Today I'm thrilled to introduce you to my guest writer, Lisa Nolan, editor and publisher of Monkey Star Press! I'm also honored to be a part of her humor anthology, Motherhood May cause Drowsiness: Mom Stories From The Trenches (you can also visit her website HERE). Today she's sharing her five bedtime survival tips for all the sleep-deprived moms out there. Please welcome Lisa with lots of comment love and shares. Thanks!
Where Moths Go To Die: Five Bedtime Survival Tips For Moms
At night before I go to bed I shut my computer off and grab a book to read from my pile of library books. Then, my black kitten (who is almost a cat) slinks in from the yard like a slow-motion shadow, wide-eyed, with a fluttering moth in his mouth. He brings his treasure under my bed and bats it around. I try and rescue it by getting down on my hands and knees on the beige, dog-hair covered carpet. I am not upset (although my hubby does a freak out). The moth and my cat are doing what is natural when the moon comes out.
But am I doing what is natural at the end of my day? I’m not batting a moth around, but I seriously doubt my nighttime habits are “natural”. And what does that mean? How do I know what’s normal, what’s true to human nature in this modern, high tech world? Maybe if I took away the TV, the computer, and the smart phone after dusk. Then what?

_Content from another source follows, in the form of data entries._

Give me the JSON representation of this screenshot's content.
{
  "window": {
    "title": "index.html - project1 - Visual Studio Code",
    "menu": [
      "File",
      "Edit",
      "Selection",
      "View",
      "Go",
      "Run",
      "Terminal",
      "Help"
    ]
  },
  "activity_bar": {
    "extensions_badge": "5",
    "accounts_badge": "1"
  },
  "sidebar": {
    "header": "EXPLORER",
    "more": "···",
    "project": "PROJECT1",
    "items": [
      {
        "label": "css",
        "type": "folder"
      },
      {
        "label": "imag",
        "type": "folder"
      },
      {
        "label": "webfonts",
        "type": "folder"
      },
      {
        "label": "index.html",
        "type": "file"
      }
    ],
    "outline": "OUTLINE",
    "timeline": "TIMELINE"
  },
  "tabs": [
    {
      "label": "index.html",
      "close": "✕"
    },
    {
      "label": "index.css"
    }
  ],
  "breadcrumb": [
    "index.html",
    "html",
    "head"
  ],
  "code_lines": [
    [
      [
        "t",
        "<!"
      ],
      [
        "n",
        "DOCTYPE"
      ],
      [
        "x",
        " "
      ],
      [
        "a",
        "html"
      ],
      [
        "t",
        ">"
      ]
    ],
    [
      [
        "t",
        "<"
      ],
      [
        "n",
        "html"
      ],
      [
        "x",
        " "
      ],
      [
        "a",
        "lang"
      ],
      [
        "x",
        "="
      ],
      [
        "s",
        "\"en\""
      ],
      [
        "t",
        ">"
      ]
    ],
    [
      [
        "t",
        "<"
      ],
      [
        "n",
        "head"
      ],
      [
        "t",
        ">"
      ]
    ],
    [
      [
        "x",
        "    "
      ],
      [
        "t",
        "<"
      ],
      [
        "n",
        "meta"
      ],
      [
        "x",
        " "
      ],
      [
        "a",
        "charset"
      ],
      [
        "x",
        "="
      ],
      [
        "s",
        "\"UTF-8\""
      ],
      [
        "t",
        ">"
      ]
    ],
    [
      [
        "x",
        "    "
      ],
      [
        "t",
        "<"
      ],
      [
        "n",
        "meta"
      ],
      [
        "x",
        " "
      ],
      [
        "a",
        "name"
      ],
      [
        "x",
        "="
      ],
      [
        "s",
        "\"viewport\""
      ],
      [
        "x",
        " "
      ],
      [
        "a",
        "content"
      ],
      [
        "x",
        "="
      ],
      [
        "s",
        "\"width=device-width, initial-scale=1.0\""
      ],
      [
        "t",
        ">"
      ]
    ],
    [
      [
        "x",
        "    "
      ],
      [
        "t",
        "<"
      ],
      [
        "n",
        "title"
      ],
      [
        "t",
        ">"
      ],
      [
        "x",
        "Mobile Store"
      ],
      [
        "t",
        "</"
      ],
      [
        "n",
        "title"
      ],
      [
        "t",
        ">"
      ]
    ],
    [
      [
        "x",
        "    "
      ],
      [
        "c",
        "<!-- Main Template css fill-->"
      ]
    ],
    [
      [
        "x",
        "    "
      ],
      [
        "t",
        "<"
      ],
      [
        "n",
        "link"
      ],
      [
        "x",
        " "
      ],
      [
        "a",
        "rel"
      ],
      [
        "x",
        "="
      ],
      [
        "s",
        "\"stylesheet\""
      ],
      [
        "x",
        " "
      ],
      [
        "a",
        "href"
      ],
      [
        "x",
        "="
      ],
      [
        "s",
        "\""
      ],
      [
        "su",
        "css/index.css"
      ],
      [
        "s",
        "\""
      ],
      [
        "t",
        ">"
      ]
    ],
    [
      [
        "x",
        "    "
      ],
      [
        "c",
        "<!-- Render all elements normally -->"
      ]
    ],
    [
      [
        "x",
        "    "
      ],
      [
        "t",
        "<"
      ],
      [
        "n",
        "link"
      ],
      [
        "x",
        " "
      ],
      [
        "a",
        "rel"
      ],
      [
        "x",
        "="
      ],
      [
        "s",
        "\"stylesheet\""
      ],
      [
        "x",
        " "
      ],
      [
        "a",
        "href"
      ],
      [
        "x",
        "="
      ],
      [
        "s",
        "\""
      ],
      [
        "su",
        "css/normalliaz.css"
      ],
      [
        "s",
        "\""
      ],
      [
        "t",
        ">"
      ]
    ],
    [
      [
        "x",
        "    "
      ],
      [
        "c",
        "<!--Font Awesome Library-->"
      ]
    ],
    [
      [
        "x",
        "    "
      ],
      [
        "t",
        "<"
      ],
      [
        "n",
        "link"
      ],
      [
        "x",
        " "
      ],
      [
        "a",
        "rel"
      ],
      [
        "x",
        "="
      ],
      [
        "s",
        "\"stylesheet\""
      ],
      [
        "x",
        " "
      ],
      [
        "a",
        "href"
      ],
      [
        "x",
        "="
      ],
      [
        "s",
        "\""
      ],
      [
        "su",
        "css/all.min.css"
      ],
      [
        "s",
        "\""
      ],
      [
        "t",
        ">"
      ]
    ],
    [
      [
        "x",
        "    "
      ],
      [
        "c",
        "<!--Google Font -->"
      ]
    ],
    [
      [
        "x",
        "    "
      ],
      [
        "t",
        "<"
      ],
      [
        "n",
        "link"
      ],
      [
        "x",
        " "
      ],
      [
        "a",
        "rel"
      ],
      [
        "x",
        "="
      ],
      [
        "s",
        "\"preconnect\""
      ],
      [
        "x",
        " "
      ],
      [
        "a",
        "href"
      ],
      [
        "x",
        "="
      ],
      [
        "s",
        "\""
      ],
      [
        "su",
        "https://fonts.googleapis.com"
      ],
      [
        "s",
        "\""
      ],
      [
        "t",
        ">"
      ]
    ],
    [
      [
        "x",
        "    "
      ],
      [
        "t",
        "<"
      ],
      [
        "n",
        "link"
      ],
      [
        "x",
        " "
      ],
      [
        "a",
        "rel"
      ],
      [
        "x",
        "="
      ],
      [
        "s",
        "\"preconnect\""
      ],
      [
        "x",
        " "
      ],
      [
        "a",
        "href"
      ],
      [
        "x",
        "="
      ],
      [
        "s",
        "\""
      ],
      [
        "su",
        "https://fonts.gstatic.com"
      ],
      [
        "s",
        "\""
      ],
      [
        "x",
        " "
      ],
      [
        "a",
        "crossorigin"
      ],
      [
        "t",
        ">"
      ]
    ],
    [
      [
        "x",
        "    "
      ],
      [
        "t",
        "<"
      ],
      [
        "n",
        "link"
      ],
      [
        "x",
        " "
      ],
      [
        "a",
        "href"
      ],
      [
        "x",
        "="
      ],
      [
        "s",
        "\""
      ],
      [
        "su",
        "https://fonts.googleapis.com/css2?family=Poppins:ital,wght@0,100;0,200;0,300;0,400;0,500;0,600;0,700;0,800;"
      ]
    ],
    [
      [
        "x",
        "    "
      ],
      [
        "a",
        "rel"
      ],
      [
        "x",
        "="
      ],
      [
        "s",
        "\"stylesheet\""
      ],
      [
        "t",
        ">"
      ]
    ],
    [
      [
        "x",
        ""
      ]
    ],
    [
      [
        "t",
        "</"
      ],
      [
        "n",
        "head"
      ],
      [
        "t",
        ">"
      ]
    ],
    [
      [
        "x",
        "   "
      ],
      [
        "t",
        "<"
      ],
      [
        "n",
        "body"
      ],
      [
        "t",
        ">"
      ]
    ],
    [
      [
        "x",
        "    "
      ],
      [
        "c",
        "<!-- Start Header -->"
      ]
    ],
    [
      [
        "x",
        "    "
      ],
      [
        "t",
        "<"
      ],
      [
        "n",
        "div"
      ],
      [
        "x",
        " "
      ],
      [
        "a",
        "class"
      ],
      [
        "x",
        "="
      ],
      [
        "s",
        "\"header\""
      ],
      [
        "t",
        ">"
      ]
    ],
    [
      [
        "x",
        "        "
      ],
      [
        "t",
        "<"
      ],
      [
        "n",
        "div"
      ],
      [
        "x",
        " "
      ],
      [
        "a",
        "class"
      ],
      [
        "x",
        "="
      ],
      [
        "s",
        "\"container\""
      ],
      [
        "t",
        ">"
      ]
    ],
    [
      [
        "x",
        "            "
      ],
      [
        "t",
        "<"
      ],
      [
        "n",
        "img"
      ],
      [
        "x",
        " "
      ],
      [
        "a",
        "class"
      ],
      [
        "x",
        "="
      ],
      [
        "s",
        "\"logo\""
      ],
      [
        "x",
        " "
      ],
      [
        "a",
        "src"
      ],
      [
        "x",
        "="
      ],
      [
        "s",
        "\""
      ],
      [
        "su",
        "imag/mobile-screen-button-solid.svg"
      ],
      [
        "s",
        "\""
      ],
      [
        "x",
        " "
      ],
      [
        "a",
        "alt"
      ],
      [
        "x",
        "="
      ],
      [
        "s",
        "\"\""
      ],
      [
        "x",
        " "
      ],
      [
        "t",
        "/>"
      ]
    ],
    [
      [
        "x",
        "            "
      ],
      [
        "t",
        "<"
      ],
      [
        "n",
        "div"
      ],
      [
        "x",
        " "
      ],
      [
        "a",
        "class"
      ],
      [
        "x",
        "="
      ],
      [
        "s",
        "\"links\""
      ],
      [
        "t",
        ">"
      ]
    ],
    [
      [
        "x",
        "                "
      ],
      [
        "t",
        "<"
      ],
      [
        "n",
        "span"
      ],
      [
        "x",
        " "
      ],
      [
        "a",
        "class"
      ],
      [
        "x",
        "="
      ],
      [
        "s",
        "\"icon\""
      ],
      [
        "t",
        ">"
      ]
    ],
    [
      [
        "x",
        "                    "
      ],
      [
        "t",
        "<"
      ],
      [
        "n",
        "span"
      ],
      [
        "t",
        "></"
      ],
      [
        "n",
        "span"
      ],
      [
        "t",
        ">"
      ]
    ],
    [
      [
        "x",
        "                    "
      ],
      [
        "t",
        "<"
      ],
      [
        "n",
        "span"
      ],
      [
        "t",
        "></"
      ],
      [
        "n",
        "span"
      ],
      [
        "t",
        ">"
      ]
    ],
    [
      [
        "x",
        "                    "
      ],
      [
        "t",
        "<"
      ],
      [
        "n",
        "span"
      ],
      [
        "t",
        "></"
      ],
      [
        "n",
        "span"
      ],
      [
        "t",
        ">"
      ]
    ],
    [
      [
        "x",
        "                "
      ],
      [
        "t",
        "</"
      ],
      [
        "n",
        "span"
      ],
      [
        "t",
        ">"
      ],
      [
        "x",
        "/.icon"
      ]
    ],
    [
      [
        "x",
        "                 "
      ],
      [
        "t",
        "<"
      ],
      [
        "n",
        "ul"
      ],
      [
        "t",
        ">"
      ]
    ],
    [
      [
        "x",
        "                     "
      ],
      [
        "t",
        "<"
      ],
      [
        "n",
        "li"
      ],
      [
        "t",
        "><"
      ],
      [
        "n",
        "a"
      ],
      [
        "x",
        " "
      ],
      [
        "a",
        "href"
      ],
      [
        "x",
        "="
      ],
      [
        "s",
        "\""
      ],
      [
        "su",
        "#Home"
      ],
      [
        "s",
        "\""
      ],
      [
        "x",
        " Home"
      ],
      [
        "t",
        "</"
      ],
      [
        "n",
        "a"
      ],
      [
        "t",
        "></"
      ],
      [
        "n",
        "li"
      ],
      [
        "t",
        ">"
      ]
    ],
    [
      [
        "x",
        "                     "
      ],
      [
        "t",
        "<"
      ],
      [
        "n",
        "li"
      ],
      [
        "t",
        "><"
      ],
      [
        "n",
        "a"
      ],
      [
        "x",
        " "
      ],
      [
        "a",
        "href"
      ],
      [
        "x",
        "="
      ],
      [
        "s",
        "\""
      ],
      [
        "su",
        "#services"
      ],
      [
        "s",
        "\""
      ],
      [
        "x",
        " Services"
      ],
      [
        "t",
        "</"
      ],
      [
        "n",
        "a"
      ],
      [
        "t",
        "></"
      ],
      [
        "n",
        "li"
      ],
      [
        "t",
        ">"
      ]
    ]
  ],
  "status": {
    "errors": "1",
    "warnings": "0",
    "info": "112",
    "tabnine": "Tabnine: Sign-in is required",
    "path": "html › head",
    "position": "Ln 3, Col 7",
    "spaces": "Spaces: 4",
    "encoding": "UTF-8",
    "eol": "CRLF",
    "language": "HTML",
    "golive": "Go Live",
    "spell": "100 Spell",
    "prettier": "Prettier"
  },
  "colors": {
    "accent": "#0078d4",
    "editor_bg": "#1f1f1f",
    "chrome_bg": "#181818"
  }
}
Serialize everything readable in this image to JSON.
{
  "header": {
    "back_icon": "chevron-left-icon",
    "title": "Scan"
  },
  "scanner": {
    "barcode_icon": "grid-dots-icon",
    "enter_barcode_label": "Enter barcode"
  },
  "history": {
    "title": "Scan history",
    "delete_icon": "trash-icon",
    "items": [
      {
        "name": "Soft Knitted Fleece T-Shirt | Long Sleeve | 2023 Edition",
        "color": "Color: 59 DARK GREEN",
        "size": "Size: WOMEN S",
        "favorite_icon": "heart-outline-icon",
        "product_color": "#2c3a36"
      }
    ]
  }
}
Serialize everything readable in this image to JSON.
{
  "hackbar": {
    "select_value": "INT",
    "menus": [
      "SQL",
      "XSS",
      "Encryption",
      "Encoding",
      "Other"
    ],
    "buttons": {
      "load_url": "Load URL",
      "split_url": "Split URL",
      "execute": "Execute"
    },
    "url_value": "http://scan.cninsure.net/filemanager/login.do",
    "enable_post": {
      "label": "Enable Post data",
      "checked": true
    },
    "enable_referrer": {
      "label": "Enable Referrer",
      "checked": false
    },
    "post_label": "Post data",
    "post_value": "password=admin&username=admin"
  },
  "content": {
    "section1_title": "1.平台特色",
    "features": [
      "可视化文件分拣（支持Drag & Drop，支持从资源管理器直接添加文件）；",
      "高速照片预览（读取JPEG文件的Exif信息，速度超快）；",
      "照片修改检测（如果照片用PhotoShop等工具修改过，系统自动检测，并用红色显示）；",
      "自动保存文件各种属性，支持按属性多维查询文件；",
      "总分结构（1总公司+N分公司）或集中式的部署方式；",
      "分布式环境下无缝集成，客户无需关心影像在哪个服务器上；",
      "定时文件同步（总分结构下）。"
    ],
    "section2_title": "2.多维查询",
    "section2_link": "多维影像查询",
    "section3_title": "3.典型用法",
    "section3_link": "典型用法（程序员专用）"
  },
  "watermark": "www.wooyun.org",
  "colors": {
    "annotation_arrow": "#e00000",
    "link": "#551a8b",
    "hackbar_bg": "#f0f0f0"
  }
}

How about doing some p.m. housework? Should I be washing dishes, by that I mean loading the dishwasher, or maybe I should be washing them by hand? OK, how about exercise? Nah. Ain’t gonna happen. Should I be baking something like bread to serve at breakfast?
What about writing? Not on my unnatural computer, but what about in my journal? (Aren’t writers supposed to be doing that anyway? Every day or night? Consistently?)
What did my mom do at night before bedtime? And was that true to human nature? She was a single mom working a full time job so she prepared for the next day: she set out her color-coordinated clothes and accessories: a navy pant suit with matching low-heeled shoes, faux pearl necklace and earrings, and a brown-bag lunch with carrots and tuna fish. Nature or not she was the bread winner, the only bread winner, so it was a matter of survival.
Are we mom supposed to be doing what’s important for our survival?
The moth, a night-flying insect attracted to light and heat, is trying to survive under my bed from a cat just going by his instincts (and having an evening snack). What do we moms need to do at bedtime? After all, isn’t survival of the fittest?
So here are my five bedtime survival tips for moms:
1. Dim the lights so you won’t see the dust on the furniture or your over-flowing laundry baskets, causing you to go on an all-night laundry and dusting binge.
2. Your computer is off limits (and your smart phone) unless you are chatting on Facebook or reading using your Kindle app. It’s survival of the brain, too! Let’s not deprive it of social emotional connections!
3. Go and check in on your sleeping angels, for tomorrow they will be awakened little monster-tantrum throwers, or chatter boxes in cookie-survival mode.
4. Now it’s time to get ready for the next day. Get out your jogging shoes because you’ll be chasing your toddler at the park (not because you are playing a game but because your tot picked up some trash on the ground, again, and won’t let you have it).
5. Fill up your water bottle because you are not drinking enough water (maybe because drinking so much water makes you run to the bathroom all day long)!
OK, my dear readers, now it’s your turn! Leave a comment and tell us your survival tips for moms when the moon is out!
Want to read more stories by sleep-challenged moms, stories that will make you laugh, shed a tear or two, inspire you, and make you feel like you are NOT alone in your sleep-deprived, post-baby world? Be sure to check out Motherhood May Cause Drowsiness: Mom Stories from the Trenches!
“From start to finish, this book is a gem. I can’t think of a mother who shouldn’t read it, whether you have a newborn or grown children, you will totally relate to these funny and heartwarming stories. This second edition includes 18 new essays from some amazing authors. Having bought the first Motherhood May Cause Drowsiness, I was delighted to read this new edition. One of my favorite quotes from the book: ‘Organic homemade cakes made out of kale and promises.’ This book is funny and then funnier.”—Stephanie Marsh of We Don’t Chew Glass.
Lisa Nolan touts herself as a supermom with a second-hand cape and an empty glass of wine. She is the editor and publisher at Monkey Star Press and is working on three parent humor anthologies at the moment. (Lisa thinks she might be a little bit insane, but in a good way--we hope.) She’s craft challenged, a lousy housekeeper, a great cook, and a dedicated locavore. She blogs about Montessori and writes mom lit and memoir. Lisa is also a book publisher, mom to a DS child, a 3-6 and 6-9 Montessori trained teacher...and she often asks herself the question “Wait, where am I?” You can find her at Monkey Star Press, and Facebook and Twitter.
In honor of the upcoming Father's Day, Meno Mama has a post up on TODAY Show parents. Would love some votes if possible! Please share with your friends too if you can. Thank you so much!!!http://community.today.com/parentingteam/post/my-fathers-chair